Insureon offers a unique experience when shopping for business insurance. Rather than working directly with an insurance company, you can use Insureon to compare quotes from multiple A-rated insurance companies.
In most cases, you can use Insureon’s online platform to get a quote on commercial auto insurance and buy the best policy for your business. You can also add hired and non-owned auto coverage if you need that. If you need additional help or have a more complex case (e.g. needing to insure a whole fleet of vehicles), Insureon has a team of licensed agents standing by. These agents are industry-trained and ready to help you explore your coverage options. Insureon doesn’t charge any brokerage fees to small business owners.
Since you have a dedicated agent ready to help, this makes Insureon a particularly good choice for businesses that have fleets or multiple vehicles to insure. After buying insurance, you can view and manage your policy online. To file a claim, however, you’ll need to directly contact the insurer’s claims department.
Before reaching out to any of these companies for a commercial auto insurance quote, make sure you have this essential information handy for every vehicle that you want to insure:
If you need to insure a whole fleet of vehicles, gathering these details for each one can be tough. In this case, contact the insurance company for guidance on how to proceed.
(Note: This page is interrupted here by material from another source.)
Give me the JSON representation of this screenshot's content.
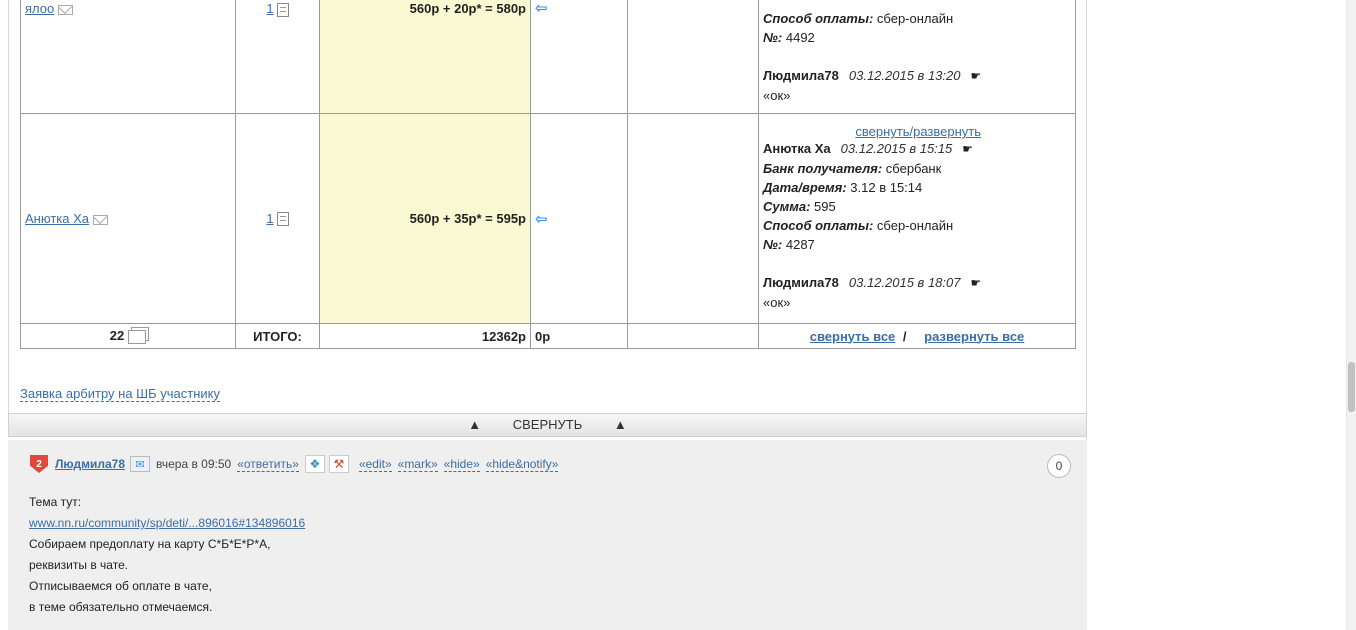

After the expiration of each policy period, be prepared to provide updates on any changed information or new drivers. According to Santamorena, “At the time the insurance company issues the policy, they will check all of your drivers’ driving histories. They will do that again when the policy renews in one year. They do not check while you are adding drivers throughout the year. However, you will want to hire drivers that will be acceptable to the insurance company at the time of renewal.” One way is by doing thorough background checks of anyone who’ll be driving on behalf of your business.
Commercial auto insurance is required for small business owners who drive a company vehicle or their personal vehicle for business reasons. Without this coverage, a single accident could be devastating to your business.
Fortunately, it’s possible to get this coverage without breaking the bank. Commercial auto insurance only costs a bit more than personal auto coverage. Many insurance companies offer customizable policies, so you only need to buy the coverage that you really need. Plus, there are proactive steps you can take, such as safety trainings and background checks for drivers, to reduce your costs and run a safer, stronger small business.
Priyanka Prakash is a senior contributing writer at Fundera.
Priyanka specializes in small business finance, credit, law, and insurance, helping businesses owners navigate complicated concepts and decisions. Since earning her law degree from the University of Washington, Priyanka has spent half a decade writing on small business financial and legal concerns. Prior to joining Fundera, Priyanka was managing editor at a small business resource site and in-house counsel at a Y Combinator tech startup.